Cord-related injuries are on the rise. Not spinal cord, thank God, but injuries related to the malevolent spaghetti that are the myriad and growing number of cords needed to plug laptop computers back into the cyber world at work.
Cord-related injuries are on the rise.
Not spinal cord, thank God, but injuries related to the malevolent spaghetti that are the myriad and growing number of cords needed to plug laptop computers back into the cyber world at work.
Sure, there are other dangerous jobs.
Being a professional bodyguard must be tough. And fishing for king crab off the coast of Alaska probably presents certain risks. Sword juggling seems kind of dangerous, too.
But we simply can’t ignore the dangers lurking within our nation’s cubicles, beneath our very desks.
Let’s take a closer look at what hazards are faced by the unheralded warriors who sit at these desks every workday.
First off, the cubicle dweller must retrieve the cords from the place in the laptop bag he had crammed them the night before. They’re a tangled, crazed cat’s cradle, causing the worker’s heart rate to accelerate alarmingly due to aggravation.
Next, he must plug the now freed cords into outlets beneath his desk. It’s a strange subterranean world with which heretofore he’d been wholly unfamiliar. The risk of painfully banging his head both upon entering and exiting this claustrophobic netherworld is obvious.
Imagine he’s successfully reemerged and has seated himself in front of the now functional, corded-up laptop.

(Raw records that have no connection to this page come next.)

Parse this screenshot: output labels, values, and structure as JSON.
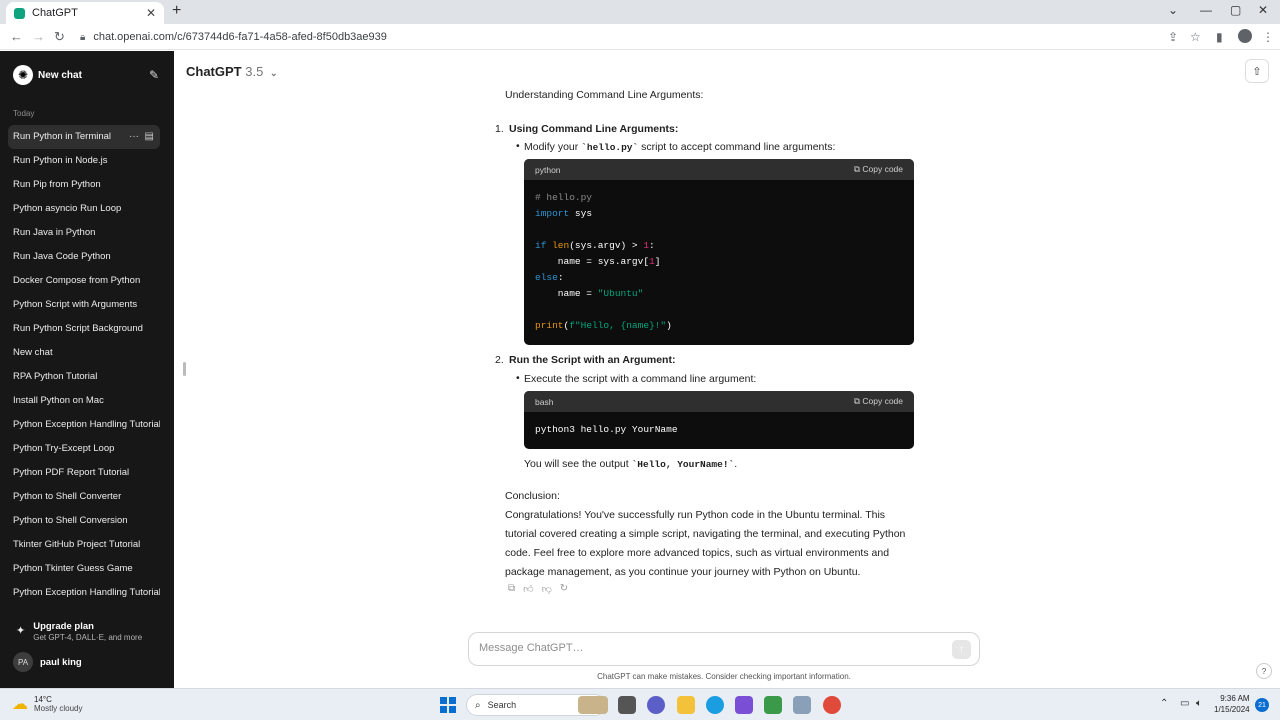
{
  "browser": {
    "tab_title": "ChatGPT",
    "tab_close": "✕",
    "new_tab": "+",
    "url": "chat.openai.com/c/673744d6-fa71-4a58-afed-8f50db3ae939"
  },
  "sidebar": {
    "new_chat": "New chat",
    "section_label": "Today",
    "items": [
      "Run Python in Terminal",
      "Run Python in Node.js",
      "Run Pip from Python",
      "Python asyncio Run Loop",
      "Run Java in Python",
      "Run Java Code Python",
      "Docker Compose from Python",
      "Python Script with Arguments",
      "Run Python Script Background",
      "New chat",
      "RPA Python Tutorial",
      "Install Python on Mac",
      "Python Exception Handling Tutorial",
      "Python Try-Except Loop",
      "Python PDF Report Tutorial",
      "Python to Shell Converter",
      "Python to Shell Conversion",
      "Tkinter GitHub Project Tutorial",
      "Python Tkinter Guess Game",
      "Python Exception Handling Tutorial"
    ],
    "upgrade_title": "Upgrade plan",
    "upgrade_sub": "Get GPT-4, DALL·E, and more",
    "user_initials": "PA",
    "user_name": "paul king"
  },
  "header": {
    "model_name": "ChatGPT",
    "model_version": "3.5"
  },
  "message": {
    "intro": "Understanding Command Line Arguments:",
    "step1": {
      "num": "1.",
      "title": "Using Command Line Arguments:",
      "bullet_pre": "Modify your ",
      "bullet_code": "`hello.py`",
      "bullet_post": " script to accept command line arguments:"
    },
    "code1": {
      "lang": "python",
      "copy": "Copy code"
    },
    "step2": {
      "num": "2.",
      "title": "Run the Script with an Argument:",
      "bullet": "Execute the script with a command line argument:"
    },
    "code2": {
      "lang": "bash",
      "copy": "Copy code",
      "code": "python3 hello.py YourName"
    },
    "output_pre": "You will see the output ",
    "output_code": "`Hello, YourName!`",
    "output_post": ".",
    "conclusion_label": "Conclusion:",
    "conclusion_text": "Congratulations! You've successfully run Python code in the Ubuntu terminal. This tutorial covered creating a simple script, navigating the terminal, and executing Python code. Feel free to explore more advanced topics, such as virtual environments and package management, as you continue your journey with Python on Ubuntu."
  },
  "composer": {
    "placeholder": "Message ChatGPT…",
    "disclaimer": "ChatGPT can make mistakes. Consider checking important information.",
    "help": "?"
  },
  "taskbar": {
    "temp": "14°C",
    "weather": "Mostly cloudy",
    "search": "Search",
    "time": "9:36 AM",
    "date": "1/15/2024",
    "notifications": "21"
  },
  "colors": {
    "sidebar_bg": "#171717",
    "code_bg": "#0d0d0d",
    "code_header_bg": "#2f2f2f",
    "keyword": "#2e95d3",
    "function": "#e9950c",
    "number": "#df3079",
    "string": "#00a67d"
  }
}
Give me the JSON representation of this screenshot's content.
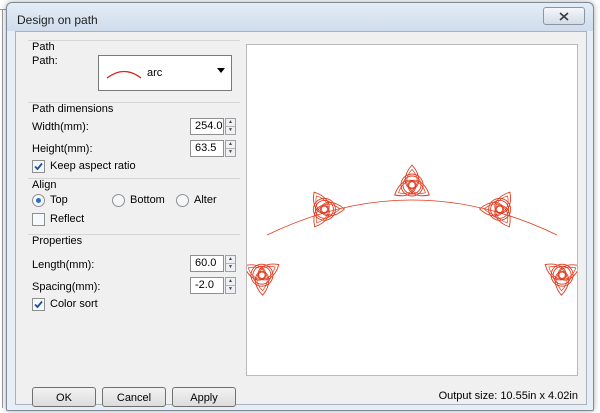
{
  "dialog": {
    "title": "Design on path",
    "close_label": "X"
  },
  "path_group": {
    "title": "Path",
    "path_label": "Path:",
    "path_value": "arc"
  },
  "dimensions_group": {
    "title": "Path dimensions",
    "width_label": "Width(mm):",
    "width_value": "254.0",
    "height_label": "Height(mm):",
    "height_value": "63.5",
    "keep_aspect_label": "Keep aspect ratio",
    "keep_aspect_checked": true
  },
  "align_group": {
    "title": "Align",
    "options": [
      "Top",
      "Bottom",
      "Alter"
    ],
    "selected": "Top",
    "reflect_label": "Reflect",
    "reflect_checked": false
  },
  "properties_group": {
    "title": "Properties",
    "length_label": "Length(mm):",
    "length_value": "60.0",
    "spacing_label": "Spacing(mm):",
    "spacing_value": "-2.0",
    "color_sort_label": "Color sort",
    "color_sort_checked": true
  },
  "buttons": {
    "ok": "OK",
    "cancel": "Cancel",
    "apply": "Apply"
  },
  "output_size": "Output size: 10.55in x 4.02in",
  "preview": {
    "motif_color": "#e03a1e",
    "motif_count": 5,
    "arc_color": "#e03a1e"
  }
}
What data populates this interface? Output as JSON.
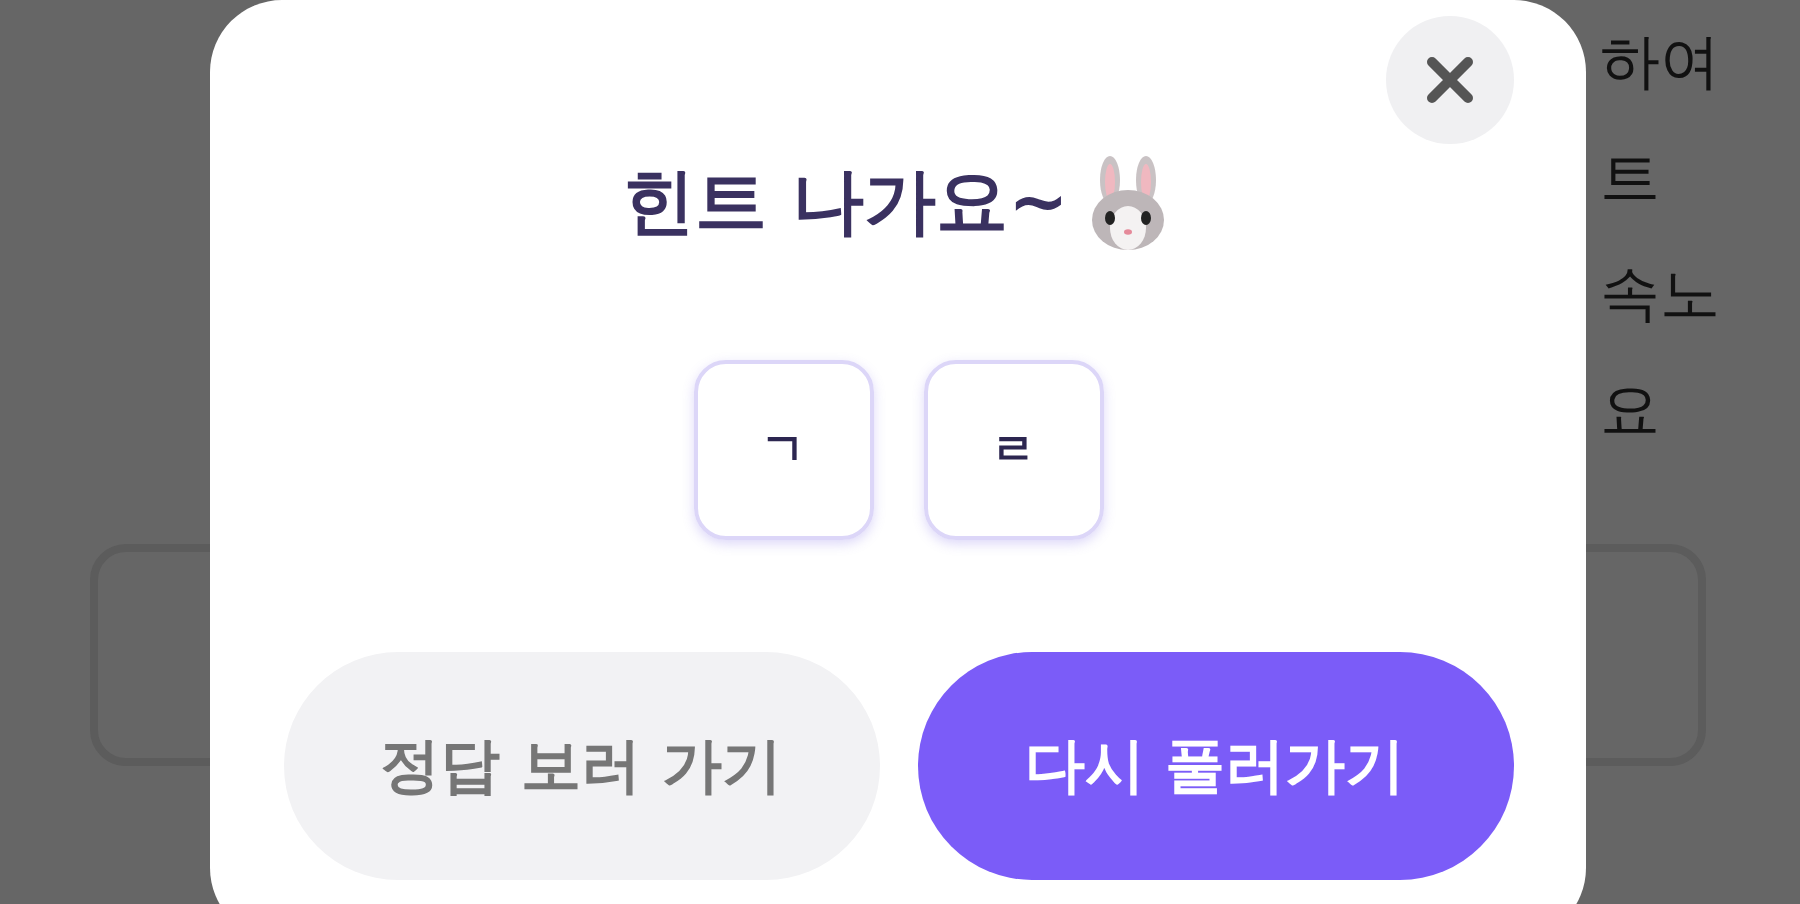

He immerses himself in his work, as always, an obvious asset to the company probably deserving of recognition in the form of stock options or a private Jacuzzi.
But that’s when the hazards reach their highest levels.
This devoted worker fails to notice the cords have conspired to curl around his unsuspecting legs, much like hungry boa constrictors, albeit lots thinner.
The ensuing nightmare I recount from personal experience. The unwary worker abruptly stands to retrieve his fifth cup of coffee.
Too late he realizes the cords have tethered him to the laptop. The ensuing effort to keep from tearing the laptop off the desk has compromised his equilibrium and he goes careening clumsily into a neighboring cubicle with enough force to relocate it several feet.
The office’s tranquility is shattered, and though the worker has reacted to the crisis with a ninja’s stoicism he is subjected to the feigned solicitude of co-workers – who aren’t fooling anyone, by the way.
What can be done?
Well certainly the Occupational Safety and Health Administration should be notified so that a massive investigative effort can be launched that will lead to legislation protecting us all from the perils posed by this previously hidden menace.
In short, it’s time to cut the cord.
Or the cord just may cut you.
Frank Mulligan is an editor in GateHouse Media New England’s Plymouth, Mass., office, and can be reached at firstname.lastname@example.org.